The terms of each deal were not disclosed, but Mesagraph says in a blog post that its team will be "working closely with TV networks, agencies, advertisers, producers and integrators to help those partners make the most out of Twitter" from Twitter's office in the United Kingdom.
Twitter has long used television companies as a testbed for new features and advertising tools. Its partnership with Kantar was meant to develop Twitter TV measurement standards in the UK and Spain -- now it will expand those efforts to southeast Asia, Russia, and parts of Africa. In October, it announced a feature that allows Twitter users to change the channel, buy movie tickets, or set their DVRs to record movies and television shows mentioned in tweets. The company has previously created tools to help television reporters find tweets for their stories.
Those tools allow Twitter to experiment with features that offer a better experience to existing users, while it attempts to make its platform even more advertiser-friendly. Since the company is struggling to attract new users, introducing new features for the people who already use it -- and then monetizing those users by quantifying them and offering them up to the highest bidder -- might give it some time to continue growing.
Here's what I wrote when Twitter, Comcast, and NBCUniversal partnered to allow Twitter users to purchase movie tickets or record television shows:
Today’s announcement will probably be regarded as a win in Twitter’s fight to convince television networks that its service has become an integral aspect of the modern television experience. Having NBCUniversal sign on as an Amplify customer might also boost the company’s advertising revenues, which could justify the $1 billion Twitter is seeking in its public offering. In that respect, today is all about television.
In the long run, however, these new features will likely be seen as a sign of Twitter’s attempt to make tweets actionable snippets of information instead of passive invitations to ditch the service and roam the wild, wild Web. The partnership and acquisitions announced today will be similar. It's doubtful that the company is going to spend its time on projects that only appeal to one type of advertiser. Instead, it seems clear that Twitter is continuing to use television shows -- which are often discussed on the service, much to the chagrin of people who fall behind on popular shows -- as a sandbox where it can experiment with new partnerships and tools with bigger implications.

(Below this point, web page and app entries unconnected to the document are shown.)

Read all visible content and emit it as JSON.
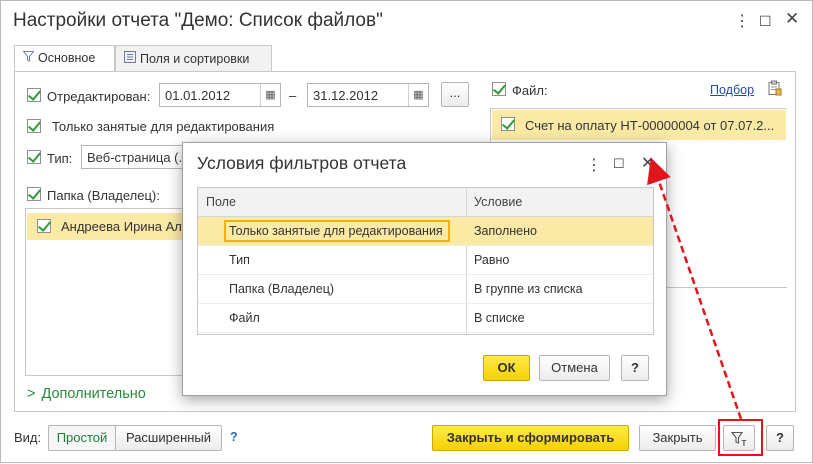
{
  "window": {
    "title": "Настройки отчета \"Демо: Список файлов\"",
    "menu_icon": "more-vertical-icon",
    "maximize_icon": "maximize-icon",
    "close_icon": "close-icon"
  },
  "tabs": [
    {
      "label": "Основное",
      "icon": "filter-icon",
      "active": true
    },
    {
      "label": "Поля и сортировки",
      "icon": "fields-icon",
      "active": false
    }
  ],
  "filters": {
    "edited": {
      "label": "Отредактирован:",
      "checked": true,
      "from": "01.01.2012",
      "dash": "–",
      "to": "31.12.2012",
      "more_label": "..."
    },
    "only_busy": {
      "label": "Только занятые для редактирования",
      "checked": true
    },
    "type": {
      "label": "Тип:",
      "checked": true,
      "value": "Веб-страница (.h"
    },
    "folder": {
      "label": "Папка (Владелец):",
      "checked": true,
      "items": [
        {
          "label": "Андреева Ирина Але",
          "checked": true
        }
      ]
    },
    "file": {
      "label": "Файл:",
      "checked": true,
      "pick_label": "Подбор",
      "items": [
        {
          "label": "Счет на оплату НТ-00000004 от 07.07.2...",
          "checked": true
        }
      ]
    }
  },
  "more_section": {
    "label": "Дополнительно"
  },
  "footer": {
    "view_label": "Вид:",
    "view_simple": "Простой",
    "view_extended": "Расширенный",
    "help_link": "?",
    "close_and_run": "Закрыть и сформировать",
    "close": "Закрыть",
    "filter_conditions_icon": "filter-conditions-icon",
    "help": "?"
  },
  "dialog": {
    "title": "Условия фильтров отчета",
    "columns": [
      "Поле",
      "Условие"
    ],
    "rows": [
      {
        "field": "Только занятые для редактирования",
        "condition": "Заполнено"
      },
      {
        "field": "Тип",
        "condition": "Равно"
      },
      {
        "field": "Папка (Владелец)",
        "condition": "В группе из списка"
      },
      {
        "field": "Файл",
        "condition": "В списке"
      }
    ],
    "ok": "ОК",
    "cancel": "Отмена",
    "help": "?"
  },
  "colors": {
    "accent_yellow": "#f5d200",
    "selection": "#fbeaa5",
    "annotation_red": "#e0161c",
    "check_green": "#2f9c37"
  }
}
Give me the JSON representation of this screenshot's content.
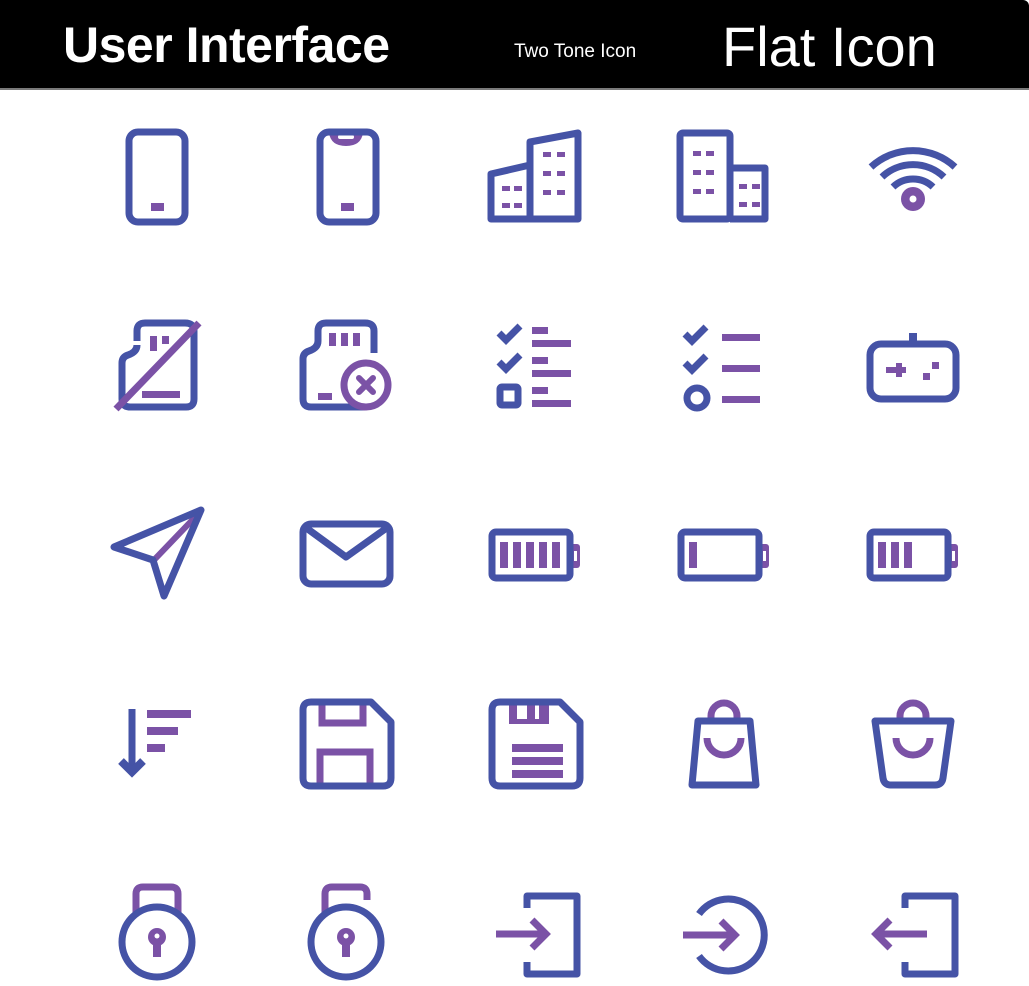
{
  "header": {
    "title": "User Interface",
    "subtitle": "Two Tone Icon",
    "right_title": "Flat Icon"
  },
  "colors": {
    "primary": "#4553a6",
    "accent": "#7b52a6",
    "header_bg": "#000000",
    "header_text": "#ffffff",
    "background": "#ffffff"
  },
  "icons": [
    {
      "name": "smartphone"
    },
    {
      "name": "smartphone-notch"
    },
    {
      "name": "buildings-slanted"
    },
    {
      "name": "buildings"
    },
    {
      "name": "wifi"
    },
    {
      "name": "sd-card-off"
    },
    {
      "name": "sd-card-remove"
    },
    {
      "name": "checklist-boxes"
    },
    {
      "name": "checklist-lines"
    },
    {
      "name": "gamepad"
    },
    {
      "name": "send"
    },
    {
      "name": "mail"
    },
    {
      "name": "battery-full",
      "level": 5,
      "max": 5
    },
    {
      "name": "battery-low",
      "level": 1,
      "max": 5
    },
    {
      "name": "battery-medium",
      "level": 3,
      "max": 5
    },
    {
      "name": "sort-descending"
    },
    {
      "name": "floppy-save"
    },
    {
      "name": "floppy-document"
    },
    {
      "name": "shopping-bag"
    },
    {
      "name": "shopping-basket"
    },
    {
      "name": "lock-locked"
    },
    {
      "name": "lock-unlocked"
    },
    {
      "name": "login"
    },
    {
      "name": "sign-in-circle"
    },
    {
      "name": "logout"
    }
  ]
}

In this case, the prospects aren't as exciting as a Twitter where every tweet contains actionable information providing easy access to the rest of the Web. As a public company, Twitter wants to make money so it needs to appeal to advertisers. It may accomplish that by building better tools to quantify what its users like, and eventually using our tweets to advertise anything and everything we might desire. Television isn't Twitter's primary focus -- it's just the stepping stone to bigger projects.
Reactions from around the Web

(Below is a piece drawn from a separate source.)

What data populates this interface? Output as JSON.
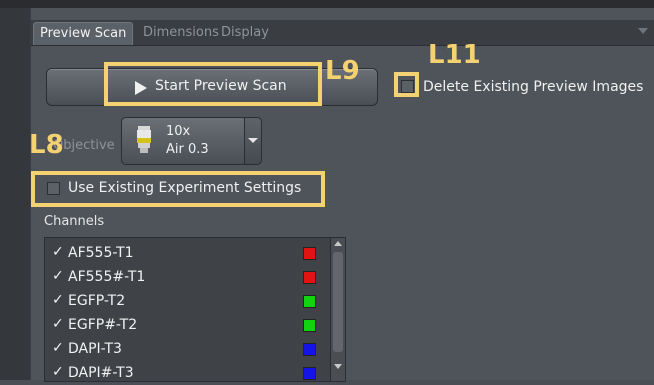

TechCrunch reports on Twitter's plans for the Kantar Media partnership:
The partnership is also extending beyond TV content and to a new service that Twitter is calling “Data of Now” that will focus on real-time metadata around advertising, consumer insight, brand equity and media measurement. Effectively, this will sit alongside the TV data to provide a “360-degree” picture of the television and advertising landscape. (And when you think about it, this makes a lot of sense since a lot of the response to TV ads can be delayed but also bolstered well after the initial point of delivery.)The Next Web details SecondSync's relationship with Kantar Media -- and Facebook:
Interestingly, SecondSync received an investment from Kantar Media, which today also announced a new partnership with Twitter in order to bring the social network’s TV ratings to the Nordics, Russia, Africa and Southeast Asia.
Earlier this year, Facebook partnered with SecondSync to give marketers greater insights into how people were talking about TV on the social network. The collaboration started with data for the US and the UK, although it’s unclear how that relationship will proceed after Twitter’s acquisition is completed. Adweek explains Twitter's goals for television-related advertising:
Both acquisitions reflect Twitter’s global ambitions, as the company has been expanding its social TV message overseas.
The platform wants to be the go-to place for television advertisers worldwide as brands look to reach audiences that talk about their favorite shows on Twitter. For its part, Twitter is investing in how to measure the conversation and show how valuable it could be for brands to market there.
[Illustration by Brad Jonas]